The authors did an experiment with two independent variables: group and region. The groups are "schizophrenia" and "no schizophrenia" (controls). The a priori regions were the frontal cortex, anterior cingulate, and hippocampus (they also had exploratory analyses of other regions).
Their study was a PET scan, measuring [11C]UCB-J as a marker for synaptic ...
The range of symptoms for people infected with SARS-CoV-2 are extreme. There are reports of asymptomatic children with CT scans showing viral pneumonia.
Among the paediatric patients in our study, just under a third were asymptomatic. Moreover, a fifth had pneumonia only and needed radiographic examination to be identified.
With respect to the question ...
D1 means on day one of the three weekly cycles. DI is a typo.
A clinical study involves research using human volunteers (also called participants) that is intended to add to medical knowledge. There are two main types of clinical studies: clinical trials (also called interventional studies) and observational studies.
Note that unlike what the quote ...
I'm afraid it would be frowned you all if I answered it by myself and took my response as a solution, but...
As I mentioned in the comments section above, I found a very summarized resource on the FDA's web site.
According to the FDA, Drug Review Steps Simplified is as follows.(This is a regular approve route. Not a shortcut-way.)
In the final stage of FDA's approval process, what is the 'agency'? What is the role of them?
The agency is the Food and Drug Administration (FDA). They are an agency within the Department of Health and Human Services. As the article and quote in your question says,
Although the agency isn't required to follow an advisory committee's recommendation, it ...
Apparently some testing was conducted; it's mentioned on p. 49 in the MHRA assessment report,
albeit not in a lot of detail:
Laboratory testing was only conducted in a subgroup of subjects up to 28 days after each
dose. The incidence of decreases in white blood cells, neutrophils, and platelets was slightly
higher in the AZD1222 group compared with control. ...

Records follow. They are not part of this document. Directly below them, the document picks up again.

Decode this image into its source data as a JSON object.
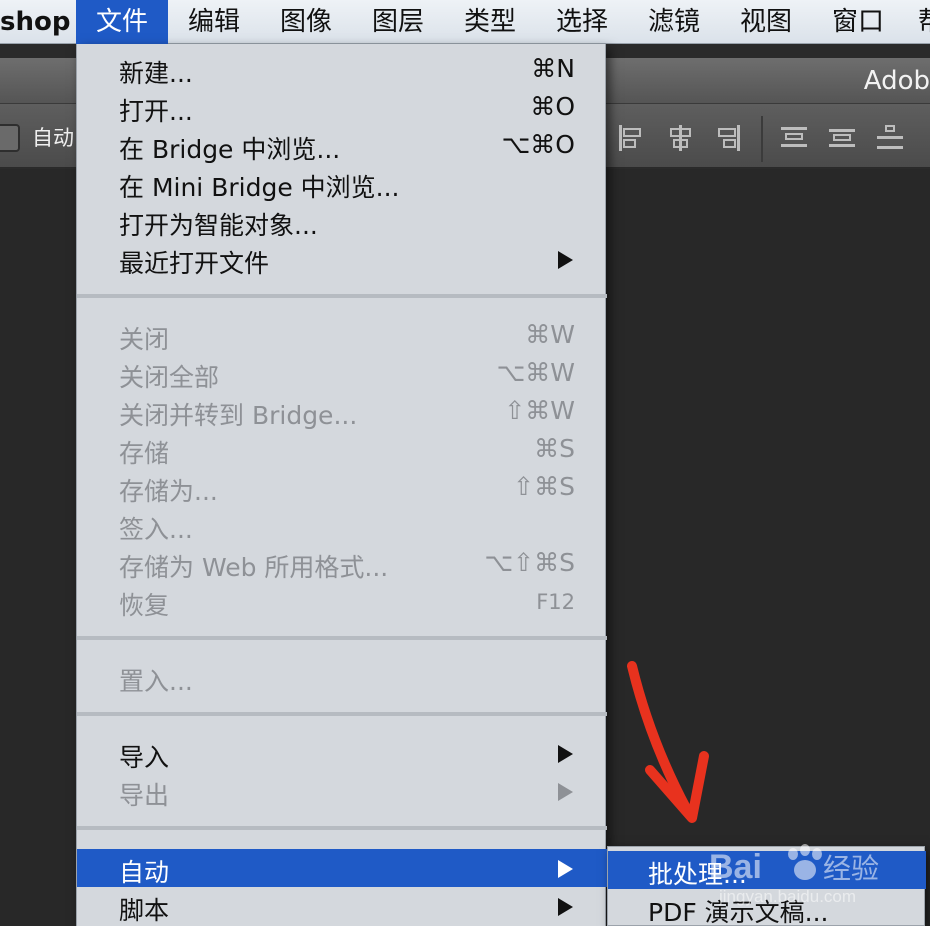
{
  "menubar": {
    "app": "shop",
    "items": [
      "文件",
      "编辑",
      "图像",
      "图层",
      "类型",
      "选择",
      "滤镜",
      "视图",
      "窗口",
      "帮"
    ]
  },
  "titlebar": {
    "title": "Adob"
  },
  "optionsbar": {
    "auto_label": "自动"
  },
  "menu": {
    "g1": [
      {
        "label": "新建...",
        "shortcut": "⌘N"
      },
      {
        "label": "打开...",
        "shortcut": "⌘O"
      },
      {
        "label": "在 Bridge 中浏览...",
        "shortcut": "⌥⌘O"
      },
      {
        "label": "在 Mini Bridge 中浏览...",
        "shortcut": ""
      },
      {
        "label": "打开为智能对象...",
        "shortcut": ""
      },
      {
        "label": "最近打开文件",
        "shortcut": ""
      }
    ],
    "g2": [
      {
        "label": "关闭",
        "shortcut": "⌘W"
      },
      {
        "label": "关闭全部",
        "shortcut": "⌥⌘W"
      },
      {
        "label": "关闭并转到 Bridge...",
        "shortcut": "⇧⌘W"
      },
      {
        "label": "存储",
        "shortcut": "⌘S"
      },
      {
        "label": "存储为...",
        "shortcut": "⇧⌘S"
      },
      {
        "label": "签入...",
        "shortcut": ""
      },
      {
        "label": "存储为 Web 所用格式...",
        "shortcut": "⌥⇧⌘S"
      },
      {
        "label": "恢复",
        "shortcut": "F12"
      }
    ],
    "g3": [
      {
        "label": "置入...",
        "shortcut": ""
      }
    ],
    "g4": [
      {
        "label": "导入",
        "shortcut": ""
      },
      {
        "label": "导出",
        "shortcut": ""
      }
    ],
    "g5": [
      {
        "label": "自动",
        "shortcut": ""
      },
      {
        "label": "脚本",
        "shortcut": ""
      }
    ]
  },
  "submenu": {
    "items": [
      {
        "label": "批处理..."
      },
      {
        "label": "PDF 演示文稿..."
      }
    ]
  },
  "watermark": {
    "brand": "Bai",
    "brand_suffix": "经验",
    "url": "jingyan.baidu.com"
  },
  "colors": {
    "highlight": "#1f5ac6",
    "annotation_arrow": "#e8321e"
  }
}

The full-text of the study that Dr. Goldstein discusses is available online at:
Chen MH, Tsai SJ, Su TP, Li CT, Lin WC, Chen TJ, Pan TL, Bai YM. Increased Risk of Stroke in Patients With Obsessive-Compulsive Disorder: A Nationwide Longitudinal Study. Stroke. 2021 May 27:...
Clinical trials are generally double-blinded, meaning that neither the subjects nor the researchers know what the subject is receiving, and
Potential ethical issues are considered ahead of time by both the researchers as well as Human Subject Review Committees who have to approve the research protocol.
The authors are fitting a regression model. It is common in regression with factors as predictors to consider one level of the factor as a "reference" level. Every other variable in the model expresses some difference relative to that reference level.
Ultimately the choice of reference doesn't matter that much for the model, as long as appropriate ...
DI stands for diachronic:
Diachronic: Over a period of time. The opposite of synchronic.
This would indicate that the medication is given in a drip, not as a bolus.
D1 seems to not have any standard meaning, the conclusion this answerer draws is that D1 is a probable transcription substitution for DI.